Work to be completed:
Each record beneath this line is to be copied exactly.

Data to process:
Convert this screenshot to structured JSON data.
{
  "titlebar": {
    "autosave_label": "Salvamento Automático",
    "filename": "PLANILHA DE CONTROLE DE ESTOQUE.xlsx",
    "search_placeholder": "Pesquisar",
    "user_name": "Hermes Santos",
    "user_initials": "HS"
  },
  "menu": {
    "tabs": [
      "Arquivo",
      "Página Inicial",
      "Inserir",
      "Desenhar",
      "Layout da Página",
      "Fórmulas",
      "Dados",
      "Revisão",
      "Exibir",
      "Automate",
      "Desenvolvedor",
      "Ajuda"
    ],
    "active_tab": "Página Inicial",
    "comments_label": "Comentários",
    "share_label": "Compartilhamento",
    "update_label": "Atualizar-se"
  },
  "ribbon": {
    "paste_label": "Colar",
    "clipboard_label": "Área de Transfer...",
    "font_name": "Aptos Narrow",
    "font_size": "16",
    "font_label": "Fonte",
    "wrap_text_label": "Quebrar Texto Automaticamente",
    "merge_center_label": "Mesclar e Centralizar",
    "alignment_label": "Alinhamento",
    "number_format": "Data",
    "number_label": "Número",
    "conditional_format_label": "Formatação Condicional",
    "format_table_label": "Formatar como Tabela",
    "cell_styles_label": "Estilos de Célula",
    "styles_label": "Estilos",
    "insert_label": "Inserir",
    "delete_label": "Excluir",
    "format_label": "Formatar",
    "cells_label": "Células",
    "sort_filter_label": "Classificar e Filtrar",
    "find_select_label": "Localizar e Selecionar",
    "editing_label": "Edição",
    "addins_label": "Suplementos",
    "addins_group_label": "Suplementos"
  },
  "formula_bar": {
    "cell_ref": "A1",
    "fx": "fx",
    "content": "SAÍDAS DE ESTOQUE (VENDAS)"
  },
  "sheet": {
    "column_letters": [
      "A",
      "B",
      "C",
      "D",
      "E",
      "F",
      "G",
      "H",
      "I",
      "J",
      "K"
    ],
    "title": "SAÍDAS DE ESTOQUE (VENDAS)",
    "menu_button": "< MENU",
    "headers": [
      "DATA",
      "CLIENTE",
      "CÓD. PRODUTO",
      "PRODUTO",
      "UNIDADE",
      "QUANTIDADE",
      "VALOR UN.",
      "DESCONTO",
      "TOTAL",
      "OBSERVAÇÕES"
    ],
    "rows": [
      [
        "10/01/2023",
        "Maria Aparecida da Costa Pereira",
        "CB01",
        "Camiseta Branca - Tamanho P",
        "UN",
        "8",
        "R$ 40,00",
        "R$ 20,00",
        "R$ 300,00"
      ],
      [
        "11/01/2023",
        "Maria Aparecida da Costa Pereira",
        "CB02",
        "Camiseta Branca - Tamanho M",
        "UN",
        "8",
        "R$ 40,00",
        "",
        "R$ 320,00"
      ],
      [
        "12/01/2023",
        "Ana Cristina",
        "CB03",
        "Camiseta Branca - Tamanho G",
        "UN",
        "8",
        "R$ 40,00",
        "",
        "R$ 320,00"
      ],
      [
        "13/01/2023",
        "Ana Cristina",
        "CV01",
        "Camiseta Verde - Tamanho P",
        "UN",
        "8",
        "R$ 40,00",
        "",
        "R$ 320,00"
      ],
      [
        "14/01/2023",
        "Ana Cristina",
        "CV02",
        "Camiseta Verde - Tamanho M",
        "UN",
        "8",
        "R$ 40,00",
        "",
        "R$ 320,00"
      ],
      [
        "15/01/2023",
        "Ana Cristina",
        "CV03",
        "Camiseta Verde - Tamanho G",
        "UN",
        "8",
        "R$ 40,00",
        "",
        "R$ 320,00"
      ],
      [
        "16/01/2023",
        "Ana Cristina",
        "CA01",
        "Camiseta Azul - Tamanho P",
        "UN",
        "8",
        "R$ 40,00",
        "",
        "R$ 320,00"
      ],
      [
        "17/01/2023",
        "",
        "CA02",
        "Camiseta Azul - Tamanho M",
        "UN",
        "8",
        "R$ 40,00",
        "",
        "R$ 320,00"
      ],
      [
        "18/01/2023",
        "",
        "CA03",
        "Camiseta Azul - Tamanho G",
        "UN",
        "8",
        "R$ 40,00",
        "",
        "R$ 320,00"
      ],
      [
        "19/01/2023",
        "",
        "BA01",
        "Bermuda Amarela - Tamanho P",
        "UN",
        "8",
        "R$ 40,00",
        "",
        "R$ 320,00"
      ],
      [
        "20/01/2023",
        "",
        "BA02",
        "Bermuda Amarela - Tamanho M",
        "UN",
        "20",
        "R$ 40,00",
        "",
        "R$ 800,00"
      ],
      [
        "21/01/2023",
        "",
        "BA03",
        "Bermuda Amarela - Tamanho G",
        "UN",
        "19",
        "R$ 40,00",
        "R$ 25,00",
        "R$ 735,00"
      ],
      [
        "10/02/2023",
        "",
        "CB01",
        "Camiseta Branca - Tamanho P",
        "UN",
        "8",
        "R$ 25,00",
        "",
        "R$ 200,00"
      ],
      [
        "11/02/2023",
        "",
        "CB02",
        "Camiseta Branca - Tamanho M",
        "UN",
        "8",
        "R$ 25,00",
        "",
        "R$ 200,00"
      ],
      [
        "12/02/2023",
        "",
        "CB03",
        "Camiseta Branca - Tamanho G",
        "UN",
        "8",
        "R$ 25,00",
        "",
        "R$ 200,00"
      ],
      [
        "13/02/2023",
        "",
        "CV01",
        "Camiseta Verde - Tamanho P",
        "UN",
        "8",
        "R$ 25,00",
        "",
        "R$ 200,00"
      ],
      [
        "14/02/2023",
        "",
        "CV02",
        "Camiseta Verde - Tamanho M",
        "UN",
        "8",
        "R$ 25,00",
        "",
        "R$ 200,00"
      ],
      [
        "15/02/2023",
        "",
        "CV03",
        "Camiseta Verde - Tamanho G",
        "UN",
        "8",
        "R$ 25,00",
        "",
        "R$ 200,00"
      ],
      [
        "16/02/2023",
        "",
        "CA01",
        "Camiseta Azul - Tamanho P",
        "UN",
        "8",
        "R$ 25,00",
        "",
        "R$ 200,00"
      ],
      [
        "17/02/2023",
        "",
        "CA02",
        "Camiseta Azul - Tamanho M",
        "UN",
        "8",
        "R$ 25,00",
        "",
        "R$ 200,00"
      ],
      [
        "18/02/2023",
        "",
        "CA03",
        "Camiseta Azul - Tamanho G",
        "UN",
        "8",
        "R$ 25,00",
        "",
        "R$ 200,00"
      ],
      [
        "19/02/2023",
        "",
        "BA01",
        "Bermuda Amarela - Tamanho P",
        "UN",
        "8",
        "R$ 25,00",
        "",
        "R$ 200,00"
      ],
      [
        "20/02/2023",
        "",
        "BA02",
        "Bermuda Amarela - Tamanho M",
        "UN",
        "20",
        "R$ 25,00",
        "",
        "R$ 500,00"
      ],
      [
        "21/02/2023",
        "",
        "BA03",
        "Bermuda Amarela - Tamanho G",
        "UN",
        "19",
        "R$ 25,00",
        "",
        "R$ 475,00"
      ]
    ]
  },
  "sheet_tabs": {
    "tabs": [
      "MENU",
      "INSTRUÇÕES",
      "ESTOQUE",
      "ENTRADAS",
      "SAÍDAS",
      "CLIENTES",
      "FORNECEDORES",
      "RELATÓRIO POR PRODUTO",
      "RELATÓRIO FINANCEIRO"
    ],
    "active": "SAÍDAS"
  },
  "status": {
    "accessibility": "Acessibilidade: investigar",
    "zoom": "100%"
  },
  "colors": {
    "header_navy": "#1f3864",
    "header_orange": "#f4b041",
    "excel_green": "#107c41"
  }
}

Answer to this problem:
Convert this screenshot to structured JSON data.
{
  "titlebar": {
    "autosave_label": "Salvamento Automático",
    "filename": "PLANILHA DE CONTROLE DE ESTOQUE.xlsx",
    "search_placeholder": "Pesquisar",
    "user_name": "Hermes Santos",
    "user_initials": "HS"
  },
  "menu": {
    "tabs": [
      "Arquivo",
      "Página Inicial",
      "Inserir",
      "Desenhar",
      "Layout da Página",
      "Fórmulas",
      "Dados",
      "Revisão",
      "Exibir",
      "Automate",
      "Desenvolvedor",
      "Ajuda"
    ],
    "active_tab": "Página Inicial",
    "comments_label": "Comentários",
    "share_label": "Compartilhamento",
    "update_label": "Atualizar-se"
  },
  "ribbon": {
    "paste_label": "Colar",
    "clipboard_label": "Área de Transfer...",
    "font_name": "Aptos Narrow",
    "font_size": "16",
    "font_label": "Fonte",
    "wrap_text_label": "Quebrar Texto Automaticamente",
    "merge_center_label": "Mesclar e Centralizar",
    "alignment_label": "Alinhamento",
    "number_format": "Data",
    "number_label": "Número",
    "conditional_format_label": "Formatação Condicional",
    "format_table_label": "Formatar como Tabela",
    "cell_styles_label": "Estilos de Célula",
    "styles_label": "Estilos",
    "insert_label": "Inserir",
    "delete_label": "Excluir",
    "format_label": "Formatar",
    "cells_label": "Células",
    "sort_filter_label": "Classificar e Filtrar",
    "find_select_label": "Localizar e Selecionar",
    "editing_label": "Edição",
    "addins_label": "Suplementos",
    "addins_group_label": "Suplementos"
  },
  "formula_bar": {
    "cell_ref": "A1",
    "fx": "fx",
    "content": "SAÍDAS DE ESTOQUE (VENDAS)"
  },
  "sheet": {
    "column_letters": [
      "A",
      "B",
      "C",
      "D",
      "E",
      "F",
      "G",
      "H",
      "I",
      "J",
      "K"
    ],
    "title": "SAÍDAS DE ESTOQUE (VENDAS)",
    "menu_button": "< MENU",
    "headers": [
      "DATA",
      "CLIENTE",
      "CÓD. PRODUTO",
      "PRODUTO",
      "UNIDADE",
      "QUANTIDADE",
      "VALOR UN.",
      "DESCONTO",
      "TOTAL",
      "OBSERVAÇÕES"
    ],
    "rows": [
      [
        "10/01/2023",
        "Maria Aparecida da Costa Pereira",
        "CB01",
        "Camiseta Branca - Tamanho P",
        "UN",
        "8",
        "R$ 40,00",
        "R$ 20,00",
        "R$ 300,00"
      ],
      [
        "11/01/2023",
        "Maria Aparecida da Costa Pereira",
        "CB02",
        "Camiseta Branca - Tamanho M",
        "UN",
        "8",
        "R$ 40,00",
        "",
        "R$ 320,00"
      ],
      [
        "12/01/2023",
        "Ana Cristina",
        "CB03",
        "Camiseta Branca - Tamanho G",
        "UN",
        "8",
        "R$ 40,00",
        "",
        "R$ 320,00"
      ],
      [
        "13/01/2023",
        "Ana Cristina",
        "CV01",
        "Camiseta Verde - Tamanho P",
        "UN",
        "8",
        "R$ 40,00",
        "",
        "R$ 320,00"
      ],
      [
        "14/01/2023",
        "Ana Cristina",
        "CV02",
        "Camiseta Verde - Tamanho M",
        "UN",
        "8",
        "R$ 40,00",
        "",
        "R$ 320,00"
      ],
      [
        "15/01/2023",
        "Ana Cristina",
        "CV03",
        "Camiseta Verde - Tamanho G",
        "UN",
        "8",
        "R$ 40,00",
        "",
        "R$ 320,00"
      ],
      [
        "16/01/2023",
        "Ana Cristina",
        "CA01",
        "Camiseta Azul - Tamanho P",
        "UN",
        "8",
        "R$ 40,00",
        "",
        "R$ 320,00"
      ],
      [
        "17/01/2023",
        "",
        "CA02",
        "Camiseta Azul - Tamanho M",
        "UN",
        "8",
        "R$ 40,00",
        "",
        "R$ 320,00"
      ],
      [
        "18/01/2023",
        "",
        "CA03",
        "Camiseta Azul - Tamanho G",
        "UN",
        "8",
        "R$ 40,00",
        "",
        "R$ 320,00"
      ],
      [
        "19/01/2023",
        "",
        "BA01",
        "Bermuda Amarela - Tamanho P",
        "UN",
        "8",
        "R$ 40,00",
        "",
        "R$ 320,00"
      ],
      [
        "20/01/2023",
        "",
        "BA02",
        "Bermuda Amarela - Tamanho M",
        "UN",
        "20",
        "R$ 40,00",
        "",
        "R$ 800,00"
      ],
      [
        "21/01/2023",
        "",
        "BA03",
        "Bermuda Amarela - Tamanho G",
        "UN",
        "19",
        "R$ 40,00",
        "R$ 25,00",
        "R$ 735,00"
      ],
      [
        "10/02/2023",
        "",
        "CB01",
        "Camiseta Branca - Tamanho P",
        "UN",
        "8",
        "R$ 25,00",
        "",
        "R$ 200,00"
      ],
      [
        "11/02/2023",
        "",
        "CB02",
        "Camiseta Branca - Tamanho M",
        "UN",
        "8",
        "R$ 25,00",
        "",
        "R$ 200,00"
      ],
      [
        "12/02/2023",
        "",
        "CB03",
        "Camiseta Branca - Tamanho G",
        "UN",
        "8",
        "R$ 25,00",
        "",
        "R$ 200,00"
      ],
      [
        "13/02/2023",
        "",
        "CV01",
        "Camiseta Verde - Tamanho P",
        "UN",
        "8",
        "R$ 25,00",
        "",
        "R$ 200,00"
      ],
      [
        "14/02/2023",
        "",
        "CV02",
        "Camiseta Verde - Tamanho M",
        "UN",
        "8",
        "R$ 25,00",
        "",
        "R$ 200,00"
      ],
      [
        "15/02/2023",
        "",
        "CV03",
        "Camiseta Verde - Tamanho G",
        "UN",
        "8",
        "R$ 25,00",
        "",
        "R$ 200,00"
      ],
      [
        "16/02/2023",
        "",
        "CA01",
        "Camiseta Azul - Tamanho P",
        "UN",
        "8",
        "R$ 25,00",
        "",
        "R$ 200,00"
      ],
      [
        "17/02/2023",
        "",
        "CA02",
        "Camiseta Azul - Tamanho M",
        "UN",
        "8",
        "R$ 25,00",
        "",
        "R$ 200,00"
      ],
      [
        "18/02/2023",
        "",
        "CA03",
        "Camiseta Azul - Tamanho G",
        "UN",
        "8",
        "R$ 25,00",
        "",
        "R$ 200,00"
      ],
      [
        "19/02/2023",
        "",
        "BA01",
        "Bermuda Amarela - Tamanho P",
        "UN",
        "8",
        "R$ 25,00",
        "",
        "R$ 200,00"
      ],
      [
        "20/02/2023",
        "",
        "BA02",
        "Bermuda Amarela - Tamanho M",
        "UN",
        "20",
        "R$ 25,00",
        "",
        "R$ 500,00"
      ],
      [
        "21/02/2023",
        "",
        "BA03",
        "Bermuda Amarela - Tamanho G",
        "UN",
        "19",
        "R$ 25,00",
        "",
        "R$ 475,00"
      ]
    ]
  },
  "sheet_tabs": {
    "tabs": [
      "MENU",
      "INSTRUÇÕES",
      "ESTOQUE",
      "ENTRADAS",
      "SAÍDAS",
      "CLIENTES",
      "FORNECEDORES",
      "RELATÓRIO POR PRODUTO",
      "RELATÓRIO FINANCEIRO"
    ],
    "active": "SAÍDAS"
  },
  "status": {
    "accessibility": "Acessibilidade: investigar",
    "zoom": "100%"
  },
  "colors": {
    "header_navy": "#1f3864",
    "header_orange": "#f4b041",
    "excel_green": "#107c41"
  }
}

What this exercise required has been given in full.